I promised some weeks ago to tell you another great concept I learned, this one from Dennett, about "chmess". The conversation was about philosophy, and its relation to science. I was talking about how it seemed like some philosophers only saw philosophy as a collection of techniques and didn't really care what they proved. This was what turned me off it at Chicago -- I was interested in the topics, but I couldn't stand the students I knew who were studying it, at least I couldn't stand arguing with them. Dan replied that he had recently written this paper about chmess. Chmess is the game of chess, only with one difference --- the king can move two squares, not one. He said that there were thousands of papers written proving this and that about chess, but it would be ludicrous to write the thousands of identical papers you could write about chmess. But unfortunately, this was what some philosophers were doing. They'd publish papers pointing out errors in each other's previously published papers, yet none of these papers was actually about anything anyone really thought or cared about.

As an aside, Dan, Will and our mutual friend Phil Kime that introduced us were the first "useful" philosophers I ever knew. I used to think the attitude that you should apply philosophy to something actually interesting was rare. But at the KLI we've had a parade of really interesting people doing real work advancing biology coming through who are called philosophers, and I can see that they do use some of the philosopher's tools to help check their reasoning is right. It's been a fantastic year so far intellectually (and aesthetically, but you knew that if you've been here!)

Anyway, I was talking about the concept underlying shmesh with Vera.

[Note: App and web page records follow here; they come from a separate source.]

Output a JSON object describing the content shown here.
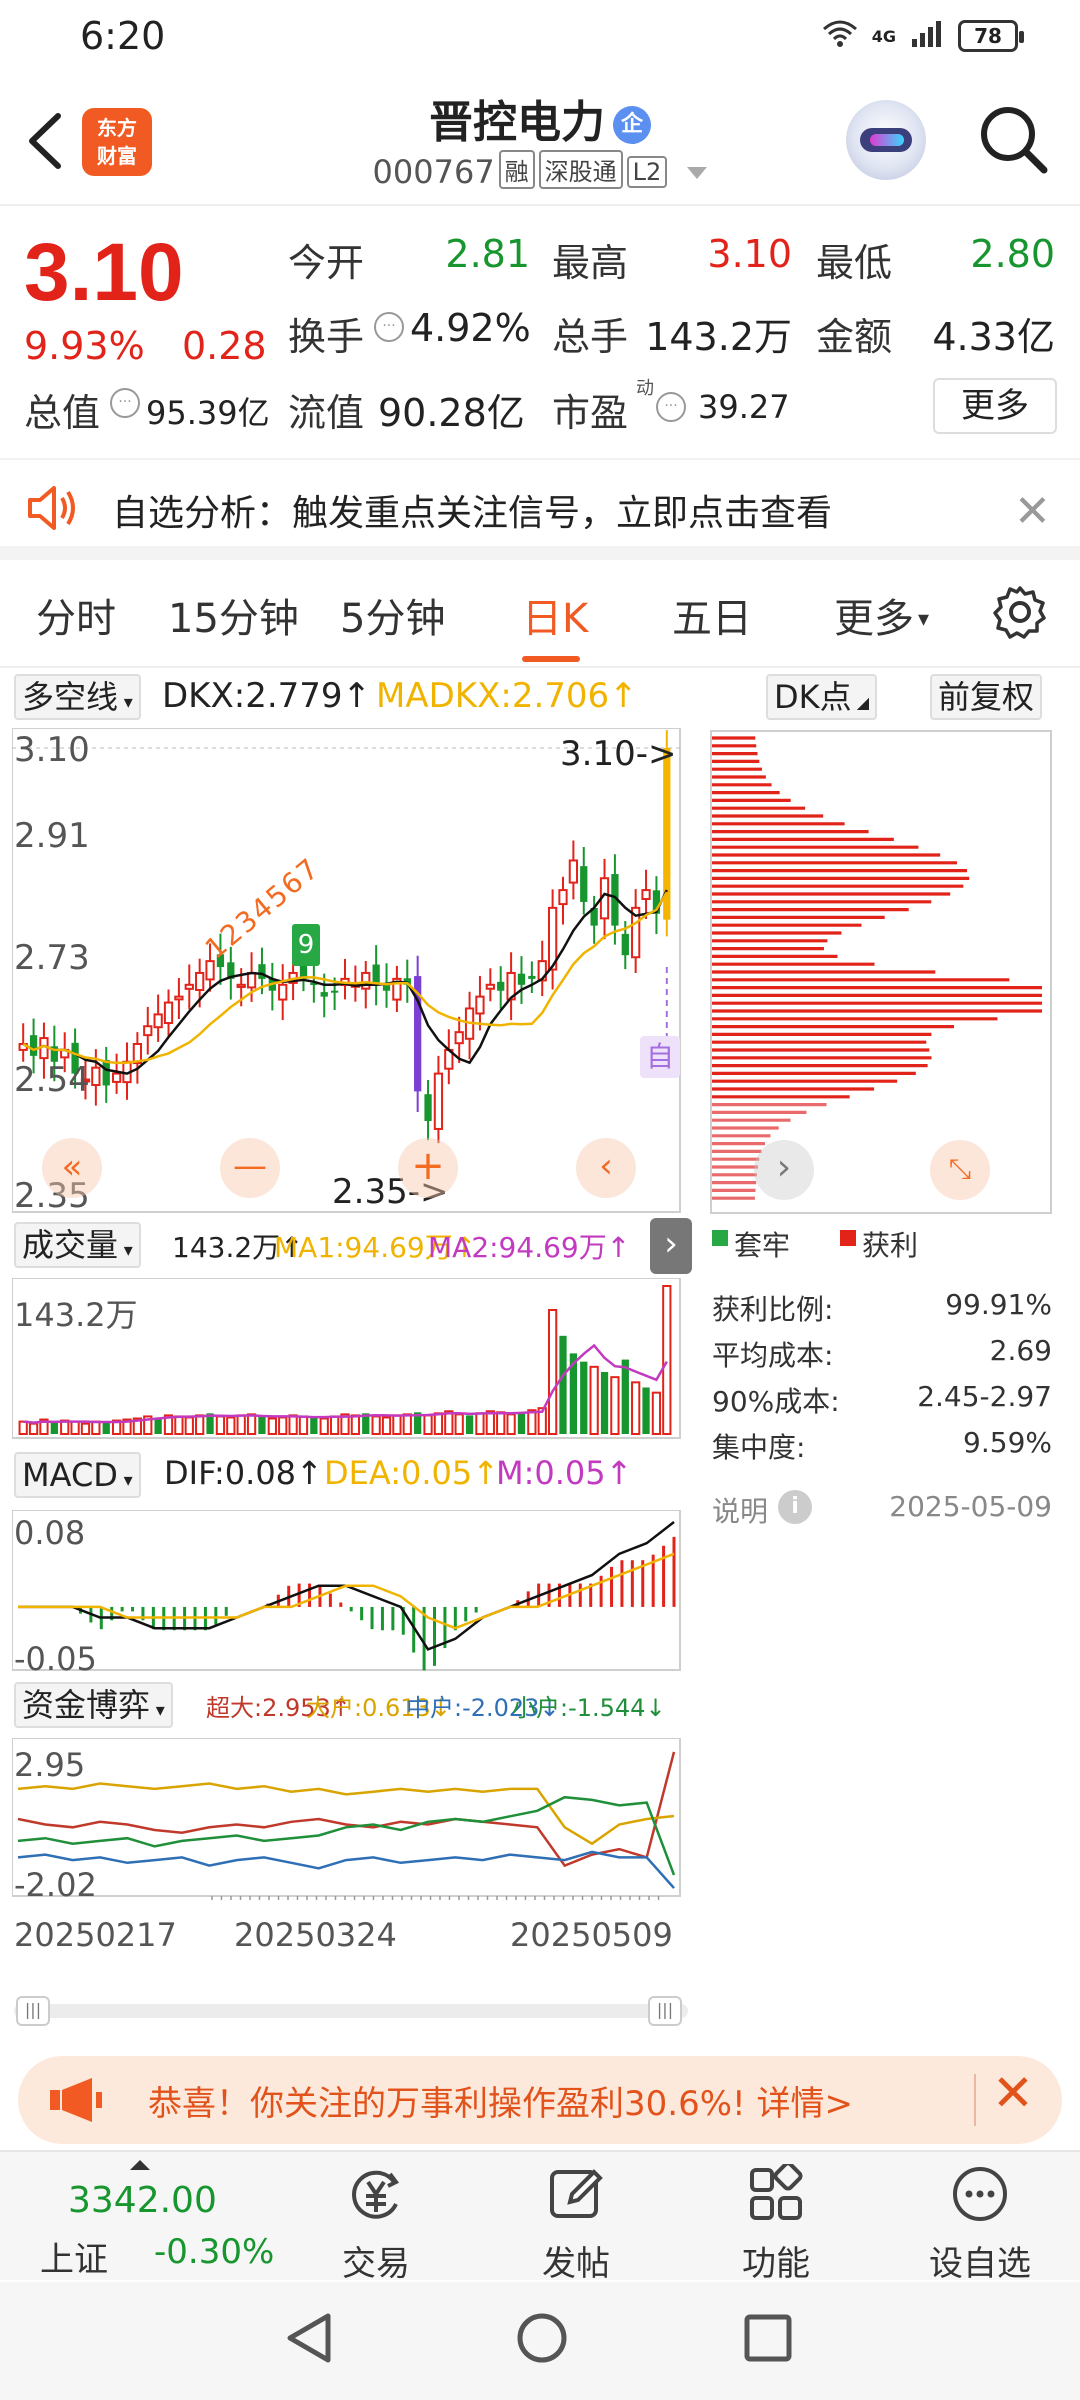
{
  "status": {
    "time": "6:20",
    "network": "4G",
    "battery": "78"
  },
  "header": {
    "app_logo_line1": "东方",
    "app_logo_line2": "财富",
    "stock_name": "晋控电力",
    "ent_badge": "企",
    "stock_code": "000767",
    "tags": [
      "融",
      "深股通",
      "L2"
    ]
  },
  "quote": {
    "price": "3.10",
    "pct_change": "9.93%",
    "abs_change": "0.28",
    "open_label": "今开",
    "open": "2.81",
    "high_label": "最高",
    "high": "3.10",
    "low_label": "最低",
    "low": "2.80",
    "turnover_label": "换手",
    "turnover": "4.92%",
    "volume_label": "总手",
    "volume": "143.2万",
    "amount_label": "金额",
    "amount": "4.33亿",
    "mktcap_label": "总值",
    "mktcap": "95.39亿",
    "float_label": "流值",
    "float_cap": "90.28亿",
    "pe_label": "市盈",
    "pe_sup": "动",
    "pe": "39.27",
    "more_label": "更多"
  },
  "alert_banner": {
    "text": "自选分析：触发重点关注信号，立即点击查看"
  },
  "tabs": {
    "items": [
      "分时",
      "15分钟",
      "5分钟",
      "日K",
      "五日",
      "更多"
    ],
    "active": "日K"
  },
  "kline": {
    "indicator_select": "多空线",
    "dkx_label": "DKX:2.779↑",
    "madkx_label": "MADKX:2.706↑",
    "dk_button": "DK点",
    "adjust_button": "前复权",
    "y_ticks": [
      "3.10",
      "2.91",
      "2.73",
      "2.54",
      "2.35"
    ],
    "high_marker": "3.10->",
    "low_marker": "2.35->",
    "tag_9": "9",
    "seq_labels": "1234567",
    "auto_tag": "自"
  },
  "volume": {
    "select": "成交量",
    "vol_label": "143.2万↑",
    "ma1_label": "MA1:94.69万↑",
    "ma2_label": "MA2:94.69万↑",
    "y_top": "143.2万"
  },
  "macd": {
    "select": "MACD",
    "dif_label": "DIF:0.08↑",
    "dea_label": "DEA:0.05↑",
    "m_label": "M:0.05↑",
    "y_top": "0.08",
    "y_bottom": "-0.05"
  },
  "fund": {
    "select": "资金博弈",
    "super_label": "超大:2.953↑",
    "big_label": "大户:0.613↓",
    "mid_label": "中户:-2.023↓",
    "small_label": "小户:-1.544↓",
    "y_top": "2.95",
    "y_bottom": "-2.02"
  },
  "dates": [
    "20250217",
    "20250324",
    "20250509"
  ],
  "chip": {
    "legend_trapped": "套牢",
    "legend_profit": "获利",
    "rows": [
      {
        "label": "获利比例:",
        "value": "99.91%"
      },
      {
        "label": "平均成本:",
        "value": "2.69"
      },
      {
        "label": "90%成本:",
        "value": "2.45-2.97"
      },
      {
        "label": "集中度:",
        "value": "9.59%"
      }
    ],
    "note_label": "说明",
    "date": "2025-05-09"
  },
  "promo": {
    "text": "恭喜！你关注的万事利操作盈利30.6%! 详情>"
  },
  "bottom_nav": {
    "index_value": "3342.00",
    "index_name": "上证",
    "index_change": "-0.30%",
    "items": [
      "交易",
      "发帖",
      "功能",
      "设自选"
    ]
  },
  "colors": {
    "up": "#e2231a",
    "down": "#17952e",
    "accent": "#f15a22",
    "purple": "#8e44ad"
  },
  "chart_data": [
    {
      "type": "candlestick",
      "title": "",
      "ylim": [
        2.35,
        3.1
      ],
      "close": [
        2.6,
        2.58,
        2.61,
        2.57,
        2.59,
        2.55,
        2.54,
        2.56,
        2.53,
        2.55,
        2.57,
        2.6,
        2.63,
        2.65,
        2.67,
        2.68,
        2.7,
        2.72,
        2.74,
        2.73,
        2.71,
        2.7,
        2.72,
        2.71,
        2.69,
        2.7,
        2.72,
        2.71,
        2.7,
        2.68,
        2.69,
        2.71,
        2.7,
        2.72,
        2.7,
        2.69,
        2.71,
        2.7,
        2.52,
        2.47,
        2.55,
        2.59,
        2.62,
        2.66,
        2.68,
        2.7,
        2.69,
        2.72,
        2.7,
        2.71,
        2.74,
        2.83,
        2.86,
        2.91,
        2.84,
        2.8,
        2.88,
        2.8,
        2.75,
        2.83,
        2.86,
        2.82,
        3.1
      ],
      "dkx_last": 2.779,
      "madkx_last": 2.706
    },
    {
      "type": "bar",
      "title": "",
      "ylim": [
        0,
        143.2
      ],
      "values": [
        12,
        10,
        14,
        11,
        13,
        12,
        10,
        12,
        11,
        13,
        14,
        15,
        17,
        16,
        18,
        17,
        16,
        18,
        20,
        17,
        16,
        18,
        19,
        17,
        15,
        16,
        18,
        17,
        16,
        15,
        17,
        19,
        18,
        20,
        17,
        16,
        18,
        19,
        21,
        18,
        20,
        22,
        19,
        18,
        20,
        22,
        21,
        19,
        20,
        23,
        25,
        120,
        95,
        78,
        70,
        65,
        60,
        55,
        72,
        50,
        45,
        40,
        143.2
      ],
      "ma_last": 94.69
    },
    {
      "type": "line",
      "title": "",
      "ylim": [
        -0.05,
        0.08
      ],
      "series": [
        {
          "name": "DIF",
          "values": [
            0.0,
            0.0,
            0.0,
            -0.01,
            -0.01,
            -0.02,
            -0.02,
            -0.02,
            -0.01,
            0.0,
            0.01,
            0.02,
            0.02,
            0.01,
            0.0,
            -0.04,
            -0.03,
            -0.01,
            0.0,
            0.01,
            0.02,
            0.03,
            0.05,
            0.06,
            0.08
          ]
        },
        {
          "name": "DEA",
          "values": [
            0.0,
            0.0,
            0.0,
            0.0,
            -0.01,
            -0.01,
            -0.01,
            -0.01,
            -0.01,
            0.0,
            0.0,
            0.01,
            0.02,
            0.02,
            0.01,
            -0.01,
            -0.02,
            -0.01,
            0.0,
            0.0,
            0.01,
            0.02,
            0.03,
            0.04,
            0.05
          ]
        }
      ]
    },
    {
      "type": "line",
      "title": "",
      "ylim": [
        -2.02,
        2.95
      ],
      "series": [
        {
          "name": "超大",
          "values": [
            0.5,
            0.3,
            0.2,
            0.4,
            0.3,
            0.1,
            0.0,
            0.2,
            0.3,
            0.2,
            0.4,
            0.5,
            0.3,
            0.2,
            0.4,
            0.3,
            0.5,
            0.4,
            0.3,
            0.2,
            -1.2,
            -0.8,
            -0.6,
            -0.9,
            2.953
          ]
        },
        {
          "name": "大户",
          "values": [
            1.6,
            1.7,
            1.6,
            1.8,
            1.7,
            1.6,
            1.7,
            1.8,
            1.6,
            1.7,
            1.5,
            1.6,
            1.4,
            1.5,
            1.6,
            1.5,
            1.6,
            1.5,
            1.6,
            1.6,
            0.2,
            -0.4,
            0.3,
            0.5,
            0.613
          ]
        },
        {
          "name": "中户",
          "values": [
            -0.9,
            -0.8,
            -1.0,
            -0.9,
            -1.1,
            -1.0,
            -0.9,
            -1.2,
            -1.0,
            -0.9,
            -1.1,
            -1.3,
            -1.0,
            -0.9,
            -1.1,
            -1.0,
            -0.9,
            -1.0,
            -0.8,
            -0.9,
            -1.0,
            -0.7,
            -0.9,
            -0.9,
            -2.023
          ]
        },
        {
          "name": "小户",
          "values": [
            -0.3,
            -0.2,
            -0.4,
            -0.3,
            -0.2,
            -0.5,
            -0.3,
            -0.2,
            -0.1,
            -0.3,
            -0.2,
            -0.1,
            0.2,
            0.3,
            0.1,
            0.4,
            0.5,
            0.4,
            0.6,
            0.8,
            1.3,
            1.2,
            1.0,
            1.1,
            -1.544
          ]
        }
      ]
    }
  ]
}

We were talking about people who spend huge amounts of time watching TV or playing computer games instead of doing something (possibly, instead of worrying). I spoke about some of the people I'd known at MIT. Marvin Minsky used to complain about the "trillions of processors" that were wasted for hours ever Sunday afternoon watching sports. Rod Brooks once told me before an exam that he felt guilty for making 700 undergraduates that were that smart think for two hours about stuff that was so meaningless. Vera and I talked about the ambition to both examine (or at least teach) undergraduates and accomplish something useful at the same time. If you could give them problems that were both suitable for practice and learning but might also lead to new discoveries, wouldn't that be better? I do this a bit with my dissertation students, but I've never had the chance to teach anything I knew or cared enough about to really do this in a course. But maybe I will get a chance in the coming years.


Joanna said…
"Language shapes the way we think, and determines what we can think about."
Benjamin Lee Whorf (1897-1941) Linguist

This was Bath's quote of the week this week, seemed appropriate given the beginning of this article.